The therapy I do with people emphasizes the pure vulnerability of being and the role of love expressed as pure listening. In my work communication is held as something sacred. Therapeutic intimacy is a private thing between souls and in this we are responsible only to a higher authority, to our own highest inner self or God for what we do and say.
This kind of attitude transcends any kind of professional ethic, and though at certain times it might entail certain risks, there is no way of getting around the fact that the heart level of life, and the realities of heart to heart communication always contains at least some element of risk.
Therapeutic communication and intimacy is the use of our being to help create union and love and thus healing in the therapeutic hour or in the medical office. It is independent of rules and all roles. It is the pure impulse to give love in a warm way, in a way that reaches into another’s inner being. It is meant to heal some of the wounds people feel in their core.
The willingness to simply share our own vulnerabilities, experiences and concerns is the magic that opens the doors to our patients’ vulnerabilities. When it comes to the practice of medicine, it entails our willingness to spend extra time listening to all the details of a patient’s situation without letting our mind pull the diagnostic process short with our premature medical judgments and diagnosis.
Instead of listening deeply from the heart, the modern doctor sends a patient quickly to medical laboratories for tests. In therapy as in our primary love relationships, our primary concern is to create atmospheres and support systems based on love and the true vulnerability of being.
Cold clinical relationships only create more pathology and confusion in patients and have nothing to do with healing the source of people’s problems.
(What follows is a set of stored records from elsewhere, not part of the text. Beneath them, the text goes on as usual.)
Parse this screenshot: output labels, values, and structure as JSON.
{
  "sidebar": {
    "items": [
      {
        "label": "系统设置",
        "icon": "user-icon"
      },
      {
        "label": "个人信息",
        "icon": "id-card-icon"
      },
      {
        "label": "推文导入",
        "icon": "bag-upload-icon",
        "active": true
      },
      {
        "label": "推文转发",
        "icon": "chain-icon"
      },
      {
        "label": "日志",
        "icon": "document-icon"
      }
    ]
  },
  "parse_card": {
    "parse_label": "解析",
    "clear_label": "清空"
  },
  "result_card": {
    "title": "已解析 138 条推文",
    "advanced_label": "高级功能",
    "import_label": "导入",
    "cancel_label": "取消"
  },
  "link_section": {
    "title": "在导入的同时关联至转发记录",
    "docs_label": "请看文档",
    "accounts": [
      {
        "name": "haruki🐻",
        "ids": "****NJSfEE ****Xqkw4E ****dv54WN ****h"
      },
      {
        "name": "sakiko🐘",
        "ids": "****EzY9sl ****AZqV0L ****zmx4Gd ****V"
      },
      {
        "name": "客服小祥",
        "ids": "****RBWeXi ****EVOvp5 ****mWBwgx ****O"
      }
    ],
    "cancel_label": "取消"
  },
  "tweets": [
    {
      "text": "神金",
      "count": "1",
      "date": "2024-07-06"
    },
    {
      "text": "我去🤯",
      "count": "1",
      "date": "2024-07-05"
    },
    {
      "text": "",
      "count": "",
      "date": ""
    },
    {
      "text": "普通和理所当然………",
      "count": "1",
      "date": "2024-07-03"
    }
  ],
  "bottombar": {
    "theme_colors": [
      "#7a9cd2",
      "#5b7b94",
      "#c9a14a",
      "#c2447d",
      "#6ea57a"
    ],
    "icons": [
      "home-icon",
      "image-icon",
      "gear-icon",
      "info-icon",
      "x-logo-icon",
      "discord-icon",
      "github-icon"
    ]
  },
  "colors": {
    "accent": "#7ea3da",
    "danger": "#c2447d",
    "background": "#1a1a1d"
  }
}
Just to touch someone’s arm or hold their hand would be taboo in many circles but such intimacies go long and far in helping open up inner doors.
Many years ago Dr. Scott Peck laid down the first foundation stones for a therapy of love when he said, “We are now able to see the essential ingredient that makes psychotherapy effective and successful. It is not ‘unconditional positive regard,’ nor is it magical words, techniques or postures; it is human involvement and struggle. It is the willingness of the therapist to extend him or herself for the purpose of nurturing the patient’s growth – willingness to go out on a limb, to truly involve oneself at an emotional level in the relationship, to actually struggle with the patient and with oneself. In short, the essential ingredient of successful deep and meaningful psychotherapy is love.”
Dr. Peck said “most mental illness is caused by an absence of or defect in the love that a particular child required from its particular parents for successful maturation and spiritual growth.” It becomes obvious then that what patients need more than anything is that love. They need this love for healing to take place.
Dr. Mark Sircus, Ac., OMD, DM (P)
Director International Medical Veritas Association
Doctor of Oriental and Pastoral Medicine